WHAT YOU HAVE TO DO
Using the data below, copy out all lines with the word "title".

INFORMATION SUPPLIED
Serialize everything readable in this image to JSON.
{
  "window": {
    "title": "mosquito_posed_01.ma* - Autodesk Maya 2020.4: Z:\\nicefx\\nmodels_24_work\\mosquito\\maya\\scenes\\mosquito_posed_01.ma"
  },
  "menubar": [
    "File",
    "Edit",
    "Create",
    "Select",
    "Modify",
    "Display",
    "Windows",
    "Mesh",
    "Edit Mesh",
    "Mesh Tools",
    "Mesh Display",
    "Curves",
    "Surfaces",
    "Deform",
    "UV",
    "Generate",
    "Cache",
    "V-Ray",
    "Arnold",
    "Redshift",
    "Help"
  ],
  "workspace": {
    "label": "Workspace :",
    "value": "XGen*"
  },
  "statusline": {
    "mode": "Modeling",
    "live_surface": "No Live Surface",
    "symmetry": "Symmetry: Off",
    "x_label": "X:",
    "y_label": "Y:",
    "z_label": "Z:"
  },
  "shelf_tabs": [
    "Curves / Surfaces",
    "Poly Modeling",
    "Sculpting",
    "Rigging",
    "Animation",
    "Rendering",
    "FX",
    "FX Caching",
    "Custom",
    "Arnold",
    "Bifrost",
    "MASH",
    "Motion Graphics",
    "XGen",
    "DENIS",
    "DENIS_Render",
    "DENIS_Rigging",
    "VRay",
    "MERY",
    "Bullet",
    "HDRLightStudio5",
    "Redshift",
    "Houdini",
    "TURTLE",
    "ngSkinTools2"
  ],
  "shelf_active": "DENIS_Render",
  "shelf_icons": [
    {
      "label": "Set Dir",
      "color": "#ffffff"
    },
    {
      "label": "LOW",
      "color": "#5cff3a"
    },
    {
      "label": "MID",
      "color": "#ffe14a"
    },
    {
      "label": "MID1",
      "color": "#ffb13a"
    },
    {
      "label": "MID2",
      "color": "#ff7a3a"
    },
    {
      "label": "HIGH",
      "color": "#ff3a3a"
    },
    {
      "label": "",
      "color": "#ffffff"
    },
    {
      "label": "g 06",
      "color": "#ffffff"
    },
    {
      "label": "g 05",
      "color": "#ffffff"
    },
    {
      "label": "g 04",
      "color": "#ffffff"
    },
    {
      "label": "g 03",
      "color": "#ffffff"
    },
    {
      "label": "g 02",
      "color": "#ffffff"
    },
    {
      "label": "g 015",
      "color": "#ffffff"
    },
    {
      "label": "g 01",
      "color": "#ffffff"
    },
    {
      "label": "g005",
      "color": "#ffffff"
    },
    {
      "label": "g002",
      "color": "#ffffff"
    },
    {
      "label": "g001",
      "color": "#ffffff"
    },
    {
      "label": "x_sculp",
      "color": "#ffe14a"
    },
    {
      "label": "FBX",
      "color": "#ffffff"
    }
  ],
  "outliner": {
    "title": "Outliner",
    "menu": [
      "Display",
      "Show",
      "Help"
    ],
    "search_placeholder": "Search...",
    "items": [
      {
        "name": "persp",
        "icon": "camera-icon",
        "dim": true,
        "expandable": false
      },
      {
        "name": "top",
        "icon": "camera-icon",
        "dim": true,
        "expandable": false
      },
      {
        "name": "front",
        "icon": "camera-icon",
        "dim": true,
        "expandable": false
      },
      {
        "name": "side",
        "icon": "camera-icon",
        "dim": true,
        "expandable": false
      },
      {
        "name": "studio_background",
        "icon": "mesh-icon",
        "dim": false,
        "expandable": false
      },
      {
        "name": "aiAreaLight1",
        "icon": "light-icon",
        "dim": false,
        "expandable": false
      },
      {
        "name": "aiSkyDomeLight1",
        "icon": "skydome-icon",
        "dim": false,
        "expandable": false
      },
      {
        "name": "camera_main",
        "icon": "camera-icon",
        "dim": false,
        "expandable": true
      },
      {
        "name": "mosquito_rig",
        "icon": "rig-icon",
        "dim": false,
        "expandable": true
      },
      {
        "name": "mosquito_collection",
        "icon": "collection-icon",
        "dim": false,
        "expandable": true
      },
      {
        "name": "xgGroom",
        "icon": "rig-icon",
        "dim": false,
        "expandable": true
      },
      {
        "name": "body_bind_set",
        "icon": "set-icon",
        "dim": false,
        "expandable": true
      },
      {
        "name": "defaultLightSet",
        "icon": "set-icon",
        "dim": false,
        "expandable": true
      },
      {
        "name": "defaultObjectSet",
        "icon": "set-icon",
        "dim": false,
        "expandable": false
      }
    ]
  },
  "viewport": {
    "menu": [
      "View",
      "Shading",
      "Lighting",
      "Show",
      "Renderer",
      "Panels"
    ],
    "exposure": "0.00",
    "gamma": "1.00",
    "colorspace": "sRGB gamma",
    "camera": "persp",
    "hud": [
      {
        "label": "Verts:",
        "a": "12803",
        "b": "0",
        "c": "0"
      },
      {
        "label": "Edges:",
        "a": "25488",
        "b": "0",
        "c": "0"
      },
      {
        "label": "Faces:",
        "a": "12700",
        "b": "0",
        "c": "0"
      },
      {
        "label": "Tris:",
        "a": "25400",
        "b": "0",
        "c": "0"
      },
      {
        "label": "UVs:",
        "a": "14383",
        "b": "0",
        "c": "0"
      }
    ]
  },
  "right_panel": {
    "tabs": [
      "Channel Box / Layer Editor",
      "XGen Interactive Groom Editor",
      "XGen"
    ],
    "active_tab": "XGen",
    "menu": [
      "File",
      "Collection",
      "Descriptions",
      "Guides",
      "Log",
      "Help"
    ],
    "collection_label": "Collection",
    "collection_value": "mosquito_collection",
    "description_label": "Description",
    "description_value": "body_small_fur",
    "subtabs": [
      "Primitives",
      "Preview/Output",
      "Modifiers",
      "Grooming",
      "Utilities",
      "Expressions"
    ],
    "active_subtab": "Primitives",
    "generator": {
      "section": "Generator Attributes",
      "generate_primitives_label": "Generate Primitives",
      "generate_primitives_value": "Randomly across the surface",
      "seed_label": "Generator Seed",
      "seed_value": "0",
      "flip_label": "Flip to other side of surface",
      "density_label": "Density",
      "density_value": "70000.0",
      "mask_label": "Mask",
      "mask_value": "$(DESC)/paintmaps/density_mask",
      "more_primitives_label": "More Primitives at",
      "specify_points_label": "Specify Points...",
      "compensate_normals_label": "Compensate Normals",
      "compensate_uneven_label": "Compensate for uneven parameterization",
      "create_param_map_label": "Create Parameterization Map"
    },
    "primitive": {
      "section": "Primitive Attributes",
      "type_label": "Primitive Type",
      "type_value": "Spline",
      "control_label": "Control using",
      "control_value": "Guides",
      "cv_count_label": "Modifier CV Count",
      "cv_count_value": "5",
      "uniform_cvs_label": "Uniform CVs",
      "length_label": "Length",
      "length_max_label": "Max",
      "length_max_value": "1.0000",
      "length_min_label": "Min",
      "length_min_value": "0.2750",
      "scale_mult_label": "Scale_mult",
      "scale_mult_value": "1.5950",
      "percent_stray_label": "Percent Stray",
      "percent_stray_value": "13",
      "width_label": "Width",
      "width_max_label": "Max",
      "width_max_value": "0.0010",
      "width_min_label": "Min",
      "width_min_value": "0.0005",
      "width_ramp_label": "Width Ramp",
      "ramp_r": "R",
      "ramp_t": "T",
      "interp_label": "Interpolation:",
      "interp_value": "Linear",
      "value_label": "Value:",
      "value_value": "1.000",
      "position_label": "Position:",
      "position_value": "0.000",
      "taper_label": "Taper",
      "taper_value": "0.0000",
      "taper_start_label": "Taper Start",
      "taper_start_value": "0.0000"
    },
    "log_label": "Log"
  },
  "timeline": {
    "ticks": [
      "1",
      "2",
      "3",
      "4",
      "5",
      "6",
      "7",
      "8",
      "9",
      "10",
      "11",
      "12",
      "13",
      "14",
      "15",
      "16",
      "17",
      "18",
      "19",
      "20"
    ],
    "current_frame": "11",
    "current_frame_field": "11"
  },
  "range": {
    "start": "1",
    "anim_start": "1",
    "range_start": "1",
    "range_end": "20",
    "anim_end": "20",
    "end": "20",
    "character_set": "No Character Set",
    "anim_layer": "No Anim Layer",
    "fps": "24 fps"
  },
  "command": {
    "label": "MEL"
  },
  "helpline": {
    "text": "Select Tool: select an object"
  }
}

OUTPUT OF THE TASK
    "title": "mosquito_posed_01.ma* - Autodesk Maya 2020.4: Z:\\nicefx\\nmodels_24_work\\mosquito\\maya\\scenes\\mosquito_posed_01.ma"
    "title": "Outliner",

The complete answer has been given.